“Of course now it is better than a decade or two ago. However there are moments that are quite difficult. For instance, when one applies for a job, it is preferable not to reveal our Christiania background, at least not before being accepted for the position. People tend to have ‘second thoughts’ when meeting a Christianite.”

Graffiti covers Christiania's surrounding wall (Photo: Ati Metwaly)

The presence of drugs in the area is definitely one of major controversy. Though the police organised a number of raids on Christiania, according to the Danish police department, the attacks on the drug dealers backfired in other areas of the city.

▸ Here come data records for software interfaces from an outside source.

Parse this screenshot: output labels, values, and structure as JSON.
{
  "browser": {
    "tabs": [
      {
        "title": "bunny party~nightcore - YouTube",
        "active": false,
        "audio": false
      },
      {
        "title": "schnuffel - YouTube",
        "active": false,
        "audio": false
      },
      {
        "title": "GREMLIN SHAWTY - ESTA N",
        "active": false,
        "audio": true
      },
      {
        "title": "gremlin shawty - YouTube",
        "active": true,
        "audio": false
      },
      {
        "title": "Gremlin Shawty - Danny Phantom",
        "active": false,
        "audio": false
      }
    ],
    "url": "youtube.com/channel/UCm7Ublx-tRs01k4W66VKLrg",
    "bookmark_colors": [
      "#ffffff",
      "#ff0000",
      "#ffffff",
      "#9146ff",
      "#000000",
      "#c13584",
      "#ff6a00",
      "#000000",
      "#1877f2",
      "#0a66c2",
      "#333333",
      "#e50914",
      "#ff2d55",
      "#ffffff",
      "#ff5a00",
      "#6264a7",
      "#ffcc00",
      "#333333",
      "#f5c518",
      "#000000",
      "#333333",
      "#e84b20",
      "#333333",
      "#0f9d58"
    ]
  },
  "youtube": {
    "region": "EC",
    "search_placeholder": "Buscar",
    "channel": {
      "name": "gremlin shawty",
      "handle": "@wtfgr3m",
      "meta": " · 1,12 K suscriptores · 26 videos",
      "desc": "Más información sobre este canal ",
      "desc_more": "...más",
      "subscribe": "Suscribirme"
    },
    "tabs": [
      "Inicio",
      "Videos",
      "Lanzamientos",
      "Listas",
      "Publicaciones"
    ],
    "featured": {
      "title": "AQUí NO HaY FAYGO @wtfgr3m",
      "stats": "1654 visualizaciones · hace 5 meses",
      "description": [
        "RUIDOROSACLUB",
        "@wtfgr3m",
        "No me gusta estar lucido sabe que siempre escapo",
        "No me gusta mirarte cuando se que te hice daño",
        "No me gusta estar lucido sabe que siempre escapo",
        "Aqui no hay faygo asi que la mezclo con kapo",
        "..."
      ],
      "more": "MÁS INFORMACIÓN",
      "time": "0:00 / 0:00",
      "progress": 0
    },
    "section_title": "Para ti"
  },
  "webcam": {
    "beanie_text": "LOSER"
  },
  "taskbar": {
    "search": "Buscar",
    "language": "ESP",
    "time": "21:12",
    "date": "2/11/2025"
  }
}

Through the many “legal experiments”, it is possible that the Danish authorities must have realised that it is more convenient to have drugs focussed in one area, instead of having them spread, clandestinely, all across Copenhagen.

In 2005, during one of the raids, police reports to have confiscated two pistols, one revolver, a few knives, tear gas and undisclosed amount of ammunition. Back then some politicians argued that those findings did not necessarily mean that the Christianites “arm themselves” and could point to a few "criminal individuals" only. The social and political dilemma however remains. The police raids seizing hashish are rather frequent in Freetown. The most recent one took place on 11 September 2013, when the police arrested six residents of Christiania on charges of possession of drugs and guns. The police reported to have seized over 450kg of hashish from the area and two guns.

Despite its “criminal record” as perceived by some, to others, Christiania is one of the most successful communal experiments that emerged from Hippie culture. It has grown into a strong self-sustained, self-governed and well organised community. After four decades, its existence is the result of Danish concepts of equality and freedom on the one hand and a sense of responsibility and determination of the Christianites on the other. Over its history, the Freetown has maintained a horizontal pattern of governance rejecting the formation of any social elites. Crucial decisions on to the community need to be discussed and approved by a committee formed of chosen inhabitants from each of the 14 parts of Christiania.

“Yet cooperation in governance has its downside as often not all members of the committee agree and as such, some decisions take months or even years before they can develop into a vision that is accepted by everyone,” our guide noted. In Christiania, the parameters of freedom are re-defined but never challenged. Each citizen holds full responsibility for their behaviour, home and life. As such, Christianites exercise self discipline and cooperation.

“You are now entering the EU” says the sign above our heads as we leave Christiania. A walk through the Freetown triggers many questions on definition of freedom and how different perceptions of this freedom coexist in one country. While Christiania generates a substantial amount of revenues for the Danish economy, the discussions around future of the 42-year old Freetown are incessant. They involve however, a complicated net of social, economical and political elements infused with a multitude of ideologies and relations.

Cinema hall inside a Christiania building (Photo: Ati Metwaly)

Short link:



© 2010 Ahram Online.